Intended learning outcomes
After the completion of this course, the course participants should be able to:
- compare fundamental physical and chemical principles behind options for storing energy, including innovative harvesting of excess thermal and electrical energy.
- design of storage concepts for integration in energy conversion applications defined by design challenges from society, industry, and own research area (capacity, efficiency, controls, scale)
- critically appraise the technical, economical, and environmental impact of storage implementation for a variety of energy systems, considering a macro-scale perspective.
- as applied to the Energy Storage field, identifying opportunities for innovation and shaping them into business concepts
Literature and preparations
Basics of electricity, chemistry, physics and economy
Basics of thermodynamics and heat transfer
Course participants should be enrolled in a PhD Programme
All seminars, except the Final Public Seminar, may be followed online through Online platform, the link to the course sessions will be given to the students prior to the start of the course.
As the course is offered in Remote Learning, the necessary equipment are a computer equipped with proper microphone and speaker/head set and an internet connection suitable for distance learning (failing to connect is not an option).
Dincer, I., Rosen, M. A., 2011, Thermal Energy Storage: Systems and Applications, Wiley (available online via KTHB)
Huggins, R., 2016, Energy Storage: Fundamentals, materials, applications, Springer Link (available online via KTHB)
Articles, reports and other materials that are communicated and made available during the course.
Examination and completion
If the course is discontinued, students may request to be examined during the following two academic years.
- PRO1 - Project, 6.0 credits, grading scale: P, F
Based on recommendation from KTH’s coordinator for disabilities, the examiner will decide how to adapt an examination for students with documented disability.
The examiner may apply another examination format when re-examining individual students.
Other requirements for final grade
The students will be examined with a pass or fail criteria, based on the following:
- Active attendance to 75% of the seminars, active participation meaning e.g. giving constructive criticism of presented theories and applications, in group defining achieved learning outcomes per seminar, and formulating topics for further studies.
- Topical leadership of one seminar, discussing the teories of one energy storage option to be assigned at the start of the course.

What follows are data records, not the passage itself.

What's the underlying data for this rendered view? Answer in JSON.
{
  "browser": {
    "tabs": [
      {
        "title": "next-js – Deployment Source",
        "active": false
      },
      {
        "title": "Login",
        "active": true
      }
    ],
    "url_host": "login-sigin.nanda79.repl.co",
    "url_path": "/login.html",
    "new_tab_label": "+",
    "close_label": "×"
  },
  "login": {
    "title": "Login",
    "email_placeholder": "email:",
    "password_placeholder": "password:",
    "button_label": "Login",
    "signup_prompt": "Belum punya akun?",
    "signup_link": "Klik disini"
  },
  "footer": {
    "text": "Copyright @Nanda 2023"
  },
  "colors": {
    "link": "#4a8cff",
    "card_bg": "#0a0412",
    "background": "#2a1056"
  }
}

- Preparation of paper on the State-of-the-Art Assessment of Energy Storage, e.g. with in-depth focus on one technology option or application.
- Active participation in Final Public Seminar "Frontiers in Energy Storage Technology"
Opportunity to complete the requirements via supplementary examination
Opportunity to raise an approved grade via renewed examination
- All members of a group are responsible for the group's work.
- In any assessment, every student shall honestly disclose any help received and sources used.
- In an oral assessment, every student shall be able to present and answer questions about the entire assignment and solution.
Further information about the course can be found on the Course web at the link below. Information on the Course web will later be moved to this site.Course web FMJ3386